Posted: October 20, 2015
The contestants modeled at the 2015 evening fashion show for all State Days participants.
Congratulations to the Honor Group, from left to right: Joanna Wagner (Montgomery); Kyra Rotz (Franklin); Diana Sarnicke (Washington); Morgan Narducci (Montgomery); Christina Williams (Bucks); Erin Schaffer (Tioga, 3rd place); Natalie Sensenig (Lancaster, 2nd place);Morgan Melton (Lancaster); Katie Kreider (Lebanon, 1st place); Laura Sensenig (Lancaster); Brooke Hostetter (Lancaster); Ellie Hostetter (Lancaster).
Tips from Fashion Revue Judges and Participants
- We asked State Fashion Revue participants about their preparation for Fashion Revue competition. Most reported that their leader did not prepare them. They learned from other members who had been in Fashion Revue before. Most reported that they learned modeling tips from the workshops at their Regional Fashion Revue.
- Several participants reported that their leader had worked with them on interview skills, modeling skills, and making sure that they knew the correct terms for the skills that they had learned while making their ensemble. A Fashion Revue leaflet is available from your Extension Office to help you help them.
- Several judges reported that members need to do a better job of removing bulk in seams, collars, and cuffs. Trimming and grading are important skills.
- One judge commented it was good to see members using up-to-date skills such as using a double needle for hems in knits.
- One judge was concerned that youth who made simple outfits should be guided to use fashion fabric, rather than quilting cotton. She mentioned that members should be encouraged to buy fabric on-line, if fashion fabrics are not available locally.
- Good pressing is very important to a successful outfit.

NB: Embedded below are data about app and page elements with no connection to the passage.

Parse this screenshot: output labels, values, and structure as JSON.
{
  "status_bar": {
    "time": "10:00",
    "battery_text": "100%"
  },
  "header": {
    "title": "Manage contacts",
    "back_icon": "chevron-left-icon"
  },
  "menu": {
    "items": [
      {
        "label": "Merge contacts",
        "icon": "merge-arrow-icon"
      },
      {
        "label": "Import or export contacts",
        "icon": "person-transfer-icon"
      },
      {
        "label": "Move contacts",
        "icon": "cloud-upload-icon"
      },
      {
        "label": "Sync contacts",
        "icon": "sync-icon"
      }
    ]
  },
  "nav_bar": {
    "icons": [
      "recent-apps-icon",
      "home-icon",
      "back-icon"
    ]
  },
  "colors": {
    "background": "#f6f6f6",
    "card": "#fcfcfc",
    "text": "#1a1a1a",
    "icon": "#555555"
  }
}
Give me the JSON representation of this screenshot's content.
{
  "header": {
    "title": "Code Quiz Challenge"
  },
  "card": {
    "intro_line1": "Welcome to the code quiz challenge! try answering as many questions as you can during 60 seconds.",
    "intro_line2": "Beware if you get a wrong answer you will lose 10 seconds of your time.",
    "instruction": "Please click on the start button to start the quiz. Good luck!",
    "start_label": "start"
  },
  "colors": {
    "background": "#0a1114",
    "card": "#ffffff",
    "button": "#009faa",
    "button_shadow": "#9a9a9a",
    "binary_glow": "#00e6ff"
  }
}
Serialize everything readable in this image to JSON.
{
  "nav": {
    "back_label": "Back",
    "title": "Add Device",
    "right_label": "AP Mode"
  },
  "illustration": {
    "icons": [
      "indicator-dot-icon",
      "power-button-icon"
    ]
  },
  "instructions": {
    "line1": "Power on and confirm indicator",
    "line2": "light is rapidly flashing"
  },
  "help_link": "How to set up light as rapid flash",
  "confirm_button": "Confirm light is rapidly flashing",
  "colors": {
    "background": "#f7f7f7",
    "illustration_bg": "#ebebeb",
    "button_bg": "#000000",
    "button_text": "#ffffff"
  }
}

- Several judges were concerned that youth tackled projects that were too far beyond their skill level. We want to give youth a successful experience. A good guideline is to build on the skills the child already has by adding only one or two new elements such as a different fabric, or a lining, or a zipper, or a collar, or sleeves. Trying to learn too many new skills will result in frustration and a less-than-quality finished product. See “Progression of Skills”.